## [Assignment]
Read the data below. Every line holding the string "cannot" must be copied.
==== Given records
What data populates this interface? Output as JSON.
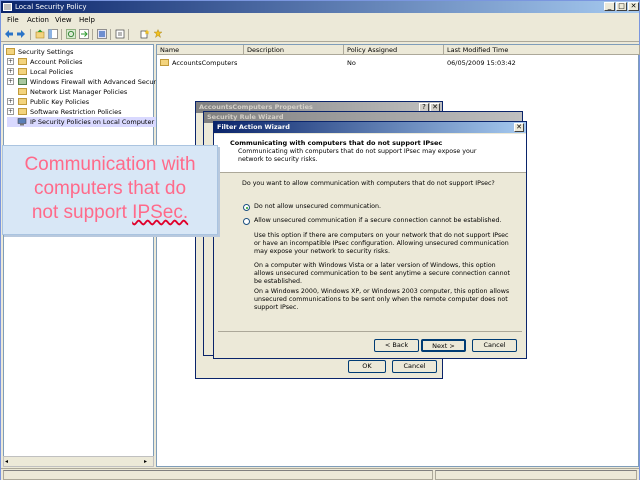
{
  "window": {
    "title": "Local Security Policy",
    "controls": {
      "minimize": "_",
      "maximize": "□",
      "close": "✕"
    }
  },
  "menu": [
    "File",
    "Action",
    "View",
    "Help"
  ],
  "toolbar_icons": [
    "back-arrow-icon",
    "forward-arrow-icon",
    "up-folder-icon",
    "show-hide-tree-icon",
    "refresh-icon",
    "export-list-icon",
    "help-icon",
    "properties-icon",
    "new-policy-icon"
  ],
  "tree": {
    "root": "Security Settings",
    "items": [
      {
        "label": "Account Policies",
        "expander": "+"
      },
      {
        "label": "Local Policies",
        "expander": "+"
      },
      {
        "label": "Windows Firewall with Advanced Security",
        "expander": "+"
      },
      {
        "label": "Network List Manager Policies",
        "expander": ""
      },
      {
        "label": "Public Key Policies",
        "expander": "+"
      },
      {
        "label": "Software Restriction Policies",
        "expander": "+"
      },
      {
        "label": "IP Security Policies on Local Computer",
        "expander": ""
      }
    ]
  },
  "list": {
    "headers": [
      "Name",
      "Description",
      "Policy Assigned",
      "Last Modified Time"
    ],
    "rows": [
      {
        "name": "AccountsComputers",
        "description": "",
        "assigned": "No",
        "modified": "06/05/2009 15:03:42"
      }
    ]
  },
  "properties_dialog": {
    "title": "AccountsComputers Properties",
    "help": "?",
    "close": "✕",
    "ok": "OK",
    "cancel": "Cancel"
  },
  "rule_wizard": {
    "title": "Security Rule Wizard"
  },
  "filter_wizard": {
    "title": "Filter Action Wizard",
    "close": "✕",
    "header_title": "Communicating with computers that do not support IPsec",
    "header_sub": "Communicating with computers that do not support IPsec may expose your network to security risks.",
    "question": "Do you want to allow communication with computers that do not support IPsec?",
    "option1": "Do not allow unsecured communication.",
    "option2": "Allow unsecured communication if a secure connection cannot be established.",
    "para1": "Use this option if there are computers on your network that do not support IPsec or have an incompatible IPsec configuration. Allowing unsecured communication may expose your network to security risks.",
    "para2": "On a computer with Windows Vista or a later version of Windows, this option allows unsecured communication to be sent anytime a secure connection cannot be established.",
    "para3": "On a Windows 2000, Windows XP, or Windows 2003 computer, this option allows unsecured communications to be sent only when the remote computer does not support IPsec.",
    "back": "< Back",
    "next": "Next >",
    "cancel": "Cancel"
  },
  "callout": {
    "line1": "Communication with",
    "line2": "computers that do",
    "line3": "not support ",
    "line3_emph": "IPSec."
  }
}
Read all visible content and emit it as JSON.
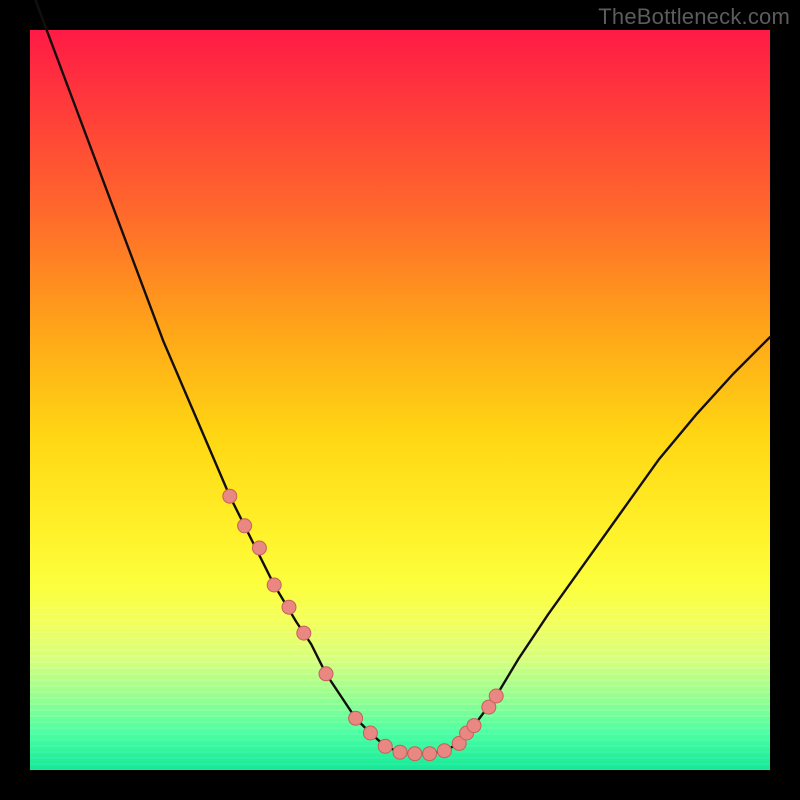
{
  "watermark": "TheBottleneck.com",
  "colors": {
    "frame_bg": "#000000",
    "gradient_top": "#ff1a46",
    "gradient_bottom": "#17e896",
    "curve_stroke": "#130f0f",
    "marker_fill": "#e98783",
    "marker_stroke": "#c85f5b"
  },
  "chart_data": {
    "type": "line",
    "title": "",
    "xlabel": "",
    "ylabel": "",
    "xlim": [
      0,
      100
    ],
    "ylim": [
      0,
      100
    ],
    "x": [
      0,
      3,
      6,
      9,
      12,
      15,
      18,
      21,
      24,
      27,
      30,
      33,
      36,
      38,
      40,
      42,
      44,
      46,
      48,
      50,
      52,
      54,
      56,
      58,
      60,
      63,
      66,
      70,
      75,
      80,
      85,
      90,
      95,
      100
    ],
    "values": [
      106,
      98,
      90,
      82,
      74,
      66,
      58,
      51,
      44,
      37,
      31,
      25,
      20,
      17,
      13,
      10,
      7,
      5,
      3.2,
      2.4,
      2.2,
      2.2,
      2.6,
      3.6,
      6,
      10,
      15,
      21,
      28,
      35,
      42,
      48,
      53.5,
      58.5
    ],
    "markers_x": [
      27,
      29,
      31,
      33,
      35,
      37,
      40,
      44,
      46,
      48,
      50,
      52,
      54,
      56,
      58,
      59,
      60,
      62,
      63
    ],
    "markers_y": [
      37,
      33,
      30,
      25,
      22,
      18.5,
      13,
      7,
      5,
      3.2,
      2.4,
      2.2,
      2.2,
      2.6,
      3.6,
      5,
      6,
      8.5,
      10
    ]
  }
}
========
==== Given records
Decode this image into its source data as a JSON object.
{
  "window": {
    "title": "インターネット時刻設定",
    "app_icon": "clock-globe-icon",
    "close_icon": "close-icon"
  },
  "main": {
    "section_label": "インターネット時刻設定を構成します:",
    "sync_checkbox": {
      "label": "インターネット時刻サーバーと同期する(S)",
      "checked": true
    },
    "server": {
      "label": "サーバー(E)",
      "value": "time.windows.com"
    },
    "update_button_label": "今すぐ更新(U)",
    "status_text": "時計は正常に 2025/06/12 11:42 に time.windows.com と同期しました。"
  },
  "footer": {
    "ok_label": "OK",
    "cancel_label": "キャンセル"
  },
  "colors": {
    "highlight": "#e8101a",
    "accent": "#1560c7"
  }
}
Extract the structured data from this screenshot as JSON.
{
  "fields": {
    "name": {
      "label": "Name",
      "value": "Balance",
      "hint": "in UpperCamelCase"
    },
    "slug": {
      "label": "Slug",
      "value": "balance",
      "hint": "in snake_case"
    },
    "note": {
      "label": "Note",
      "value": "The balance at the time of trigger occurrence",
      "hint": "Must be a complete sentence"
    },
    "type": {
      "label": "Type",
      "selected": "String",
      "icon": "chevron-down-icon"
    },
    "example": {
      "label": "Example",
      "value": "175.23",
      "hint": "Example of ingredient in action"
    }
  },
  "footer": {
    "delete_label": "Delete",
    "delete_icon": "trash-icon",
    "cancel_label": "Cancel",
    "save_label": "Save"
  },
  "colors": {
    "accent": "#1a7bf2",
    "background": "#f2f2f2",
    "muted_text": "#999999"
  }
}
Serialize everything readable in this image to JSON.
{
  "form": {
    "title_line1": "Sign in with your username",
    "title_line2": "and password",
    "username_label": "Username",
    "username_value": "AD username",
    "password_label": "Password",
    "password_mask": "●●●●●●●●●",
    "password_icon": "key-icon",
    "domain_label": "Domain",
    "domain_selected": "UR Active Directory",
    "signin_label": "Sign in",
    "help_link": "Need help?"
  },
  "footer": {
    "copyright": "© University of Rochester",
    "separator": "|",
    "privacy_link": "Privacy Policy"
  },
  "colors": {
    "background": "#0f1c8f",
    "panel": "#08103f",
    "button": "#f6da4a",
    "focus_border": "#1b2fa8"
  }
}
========
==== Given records
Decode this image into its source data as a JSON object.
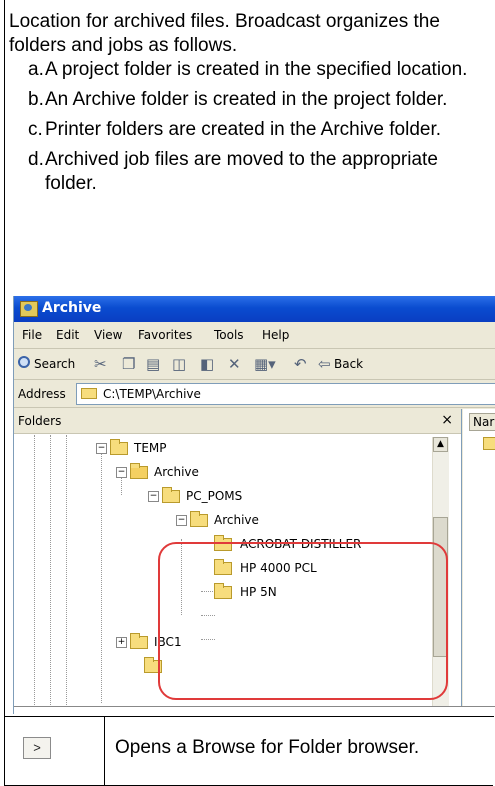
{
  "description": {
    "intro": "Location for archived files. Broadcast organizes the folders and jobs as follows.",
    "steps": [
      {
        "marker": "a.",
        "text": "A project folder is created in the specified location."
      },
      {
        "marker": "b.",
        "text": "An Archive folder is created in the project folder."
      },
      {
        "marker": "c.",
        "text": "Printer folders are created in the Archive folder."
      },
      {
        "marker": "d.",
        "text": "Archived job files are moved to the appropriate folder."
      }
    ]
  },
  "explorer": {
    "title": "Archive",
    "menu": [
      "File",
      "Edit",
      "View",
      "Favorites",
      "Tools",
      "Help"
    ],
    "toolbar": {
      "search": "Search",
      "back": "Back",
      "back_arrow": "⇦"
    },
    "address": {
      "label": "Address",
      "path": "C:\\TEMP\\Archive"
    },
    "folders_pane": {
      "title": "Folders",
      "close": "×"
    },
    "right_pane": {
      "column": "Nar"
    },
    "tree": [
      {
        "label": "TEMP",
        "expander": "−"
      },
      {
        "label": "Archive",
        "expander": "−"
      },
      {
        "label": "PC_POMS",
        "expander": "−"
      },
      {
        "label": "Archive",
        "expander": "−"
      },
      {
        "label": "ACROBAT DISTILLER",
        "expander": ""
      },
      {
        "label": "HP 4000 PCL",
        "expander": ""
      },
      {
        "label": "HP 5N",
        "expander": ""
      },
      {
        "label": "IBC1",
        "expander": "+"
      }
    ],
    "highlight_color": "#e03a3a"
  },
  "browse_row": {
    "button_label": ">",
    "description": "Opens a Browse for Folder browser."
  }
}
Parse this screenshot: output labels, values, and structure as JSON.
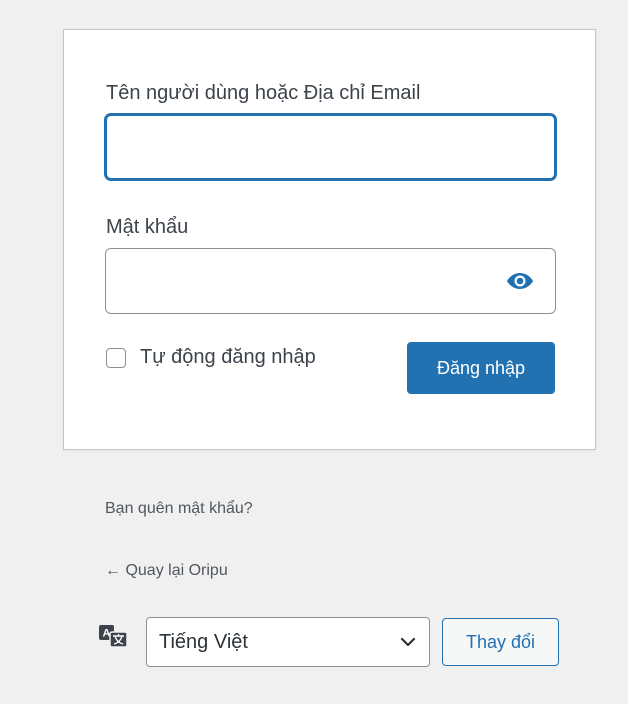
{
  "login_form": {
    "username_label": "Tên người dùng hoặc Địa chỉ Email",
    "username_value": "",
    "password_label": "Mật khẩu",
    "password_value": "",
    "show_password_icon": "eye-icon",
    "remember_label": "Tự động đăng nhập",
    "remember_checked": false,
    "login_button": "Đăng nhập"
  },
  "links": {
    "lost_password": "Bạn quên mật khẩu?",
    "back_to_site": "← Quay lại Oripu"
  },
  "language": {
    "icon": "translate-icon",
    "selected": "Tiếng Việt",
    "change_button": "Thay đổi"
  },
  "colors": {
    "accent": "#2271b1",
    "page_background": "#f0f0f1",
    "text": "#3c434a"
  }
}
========
## [Result for this exercise]
    "option2": "Allow unsecured communication if a secure connection cannot be established.",
    "para2": "On a computer with Windows Vista or a later version of Windows, this option allows unsecured communication to be sent anytime a secure connection cannot be established.",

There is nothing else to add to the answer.